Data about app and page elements
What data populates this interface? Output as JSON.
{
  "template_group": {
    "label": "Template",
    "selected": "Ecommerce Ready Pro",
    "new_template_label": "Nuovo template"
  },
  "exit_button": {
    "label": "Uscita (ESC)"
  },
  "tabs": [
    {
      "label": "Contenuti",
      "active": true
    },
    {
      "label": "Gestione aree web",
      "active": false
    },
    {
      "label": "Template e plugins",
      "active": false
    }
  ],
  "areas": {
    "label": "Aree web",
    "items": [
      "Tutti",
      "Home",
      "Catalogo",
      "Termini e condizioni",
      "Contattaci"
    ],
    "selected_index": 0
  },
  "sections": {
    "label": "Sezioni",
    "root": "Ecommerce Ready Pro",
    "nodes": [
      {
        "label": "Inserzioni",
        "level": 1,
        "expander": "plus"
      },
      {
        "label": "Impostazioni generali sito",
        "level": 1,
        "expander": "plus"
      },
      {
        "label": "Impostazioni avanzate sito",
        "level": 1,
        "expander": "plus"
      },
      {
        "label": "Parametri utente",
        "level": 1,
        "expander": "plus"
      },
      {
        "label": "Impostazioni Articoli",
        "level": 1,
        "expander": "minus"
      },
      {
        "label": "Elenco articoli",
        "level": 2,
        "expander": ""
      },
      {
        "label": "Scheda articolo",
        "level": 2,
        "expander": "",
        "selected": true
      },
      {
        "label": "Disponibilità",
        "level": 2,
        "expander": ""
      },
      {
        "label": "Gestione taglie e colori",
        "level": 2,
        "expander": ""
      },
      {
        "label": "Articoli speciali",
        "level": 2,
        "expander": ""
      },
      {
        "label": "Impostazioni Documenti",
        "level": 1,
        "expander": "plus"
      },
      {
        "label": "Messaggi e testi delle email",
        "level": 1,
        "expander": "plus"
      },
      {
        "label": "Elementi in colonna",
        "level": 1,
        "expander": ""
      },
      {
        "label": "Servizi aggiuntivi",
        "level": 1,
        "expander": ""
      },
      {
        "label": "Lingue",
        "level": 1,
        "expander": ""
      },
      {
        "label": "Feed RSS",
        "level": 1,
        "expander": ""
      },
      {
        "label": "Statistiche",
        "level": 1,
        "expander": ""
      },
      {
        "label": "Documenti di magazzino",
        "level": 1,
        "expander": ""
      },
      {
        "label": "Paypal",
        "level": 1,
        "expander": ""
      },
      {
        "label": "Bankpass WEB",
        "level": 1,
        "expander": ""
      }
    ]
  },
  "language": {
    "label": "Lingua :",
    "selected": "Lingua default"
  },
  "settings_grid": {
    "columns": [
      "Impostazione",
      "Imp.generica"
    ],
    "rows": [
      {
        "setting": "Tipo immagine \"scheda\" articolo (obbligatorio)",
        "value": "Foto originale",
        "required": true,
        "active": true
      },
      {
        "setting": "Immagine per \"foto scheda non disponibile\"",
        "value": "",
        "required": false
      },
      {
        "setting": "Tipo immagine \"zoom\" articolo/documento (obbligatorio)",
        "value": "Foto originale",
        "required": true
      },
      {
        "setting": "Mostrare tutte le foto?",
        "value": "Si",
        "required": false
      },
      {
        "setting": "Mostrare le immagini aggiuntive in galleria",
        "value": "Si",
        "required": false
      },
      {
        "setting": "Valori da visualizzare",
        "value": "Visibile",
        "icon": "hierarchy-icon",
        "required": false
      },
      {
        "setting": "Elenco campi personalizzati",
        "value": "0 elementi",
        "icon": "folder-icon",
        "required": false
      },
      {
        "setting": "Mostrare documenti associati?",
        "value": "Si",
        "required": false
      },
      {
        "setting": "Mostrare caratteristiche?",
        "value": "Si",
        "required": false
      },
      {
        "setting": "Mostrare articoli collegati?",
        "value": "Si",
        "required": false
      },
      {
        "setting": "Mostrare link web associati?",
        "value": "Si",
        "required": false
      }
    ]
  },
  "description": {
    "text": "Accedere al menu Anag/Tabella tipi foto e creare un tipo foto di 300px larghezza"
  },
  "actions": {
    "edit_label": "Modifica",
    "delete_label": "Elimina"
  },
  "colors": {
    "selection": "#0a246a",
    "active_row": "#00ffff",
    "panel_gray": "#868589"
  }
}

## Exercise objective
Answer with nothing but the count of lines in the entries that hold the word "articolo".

## Solution to this problem
3